● **Exercise inputs**
Segment Open
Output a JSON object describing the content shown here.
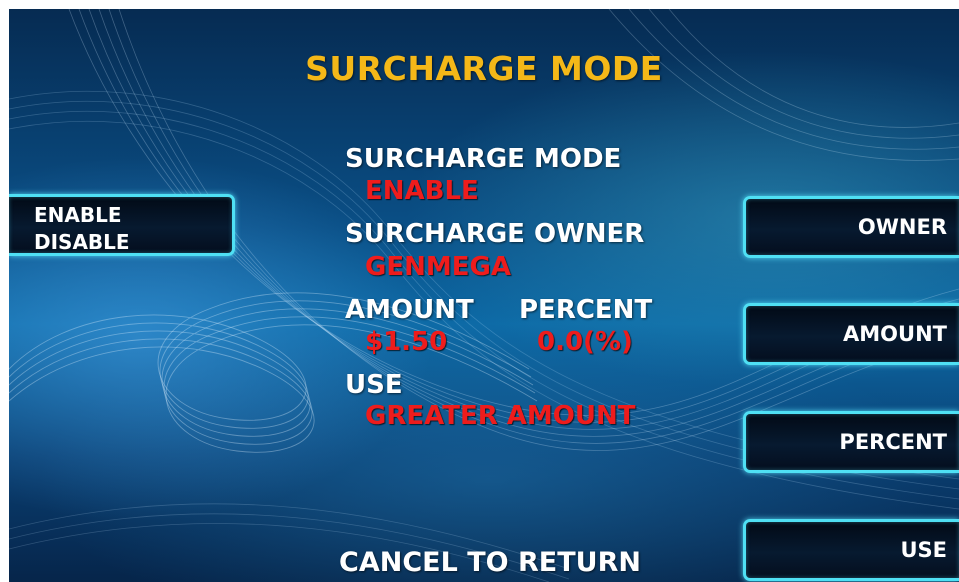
{
  "screen": {
    "title": "SURCHARGE MODE",
    "footer": "CANCEL TO RETURN"
  },
  "settings": {
    "mode_label": "SURCHARGE MODE",
    "mode_value": "ENABLE",
    "owner_label": "SURCHARGE OWNER",
    "owner_value": "GENMEGA",
    "amount_label": "AMOUNT",
    "amount_value": "$1.50",
    "percent_label": "PERCENT",
    "percent_value": "0.0(%)",
    "use_label": "USE",
    "use_value": "GREATER AMOUNT"
  },
  "buttons": {
    "left": {
      "line1": "ENABLE",
      "line2": "DISABLE"
    },
    "owner": "OWNER",
    "amount": "AMOUNT",
    "percent": "PERCENT",
    "use": "USE"
  },
  "colors": {
    "title": "#f4b818",
    "label": "#ffffff",
    "value": "#ee1c1c",
    "button_border": "#4fe0f4"
  }
}
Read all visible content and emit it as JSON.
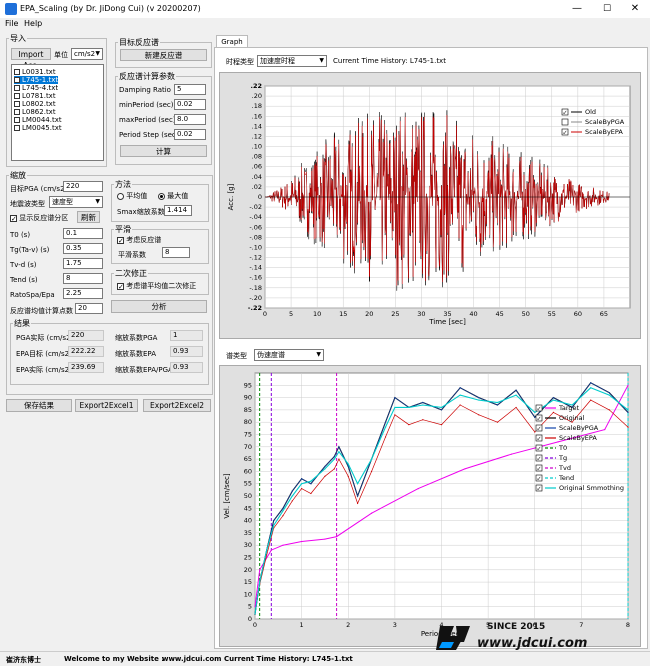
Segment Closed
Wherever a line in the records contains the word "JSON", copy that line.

● **Exercise response**
Output a JSON object describing the content shown here.
Read all visible content and emit it as JSON.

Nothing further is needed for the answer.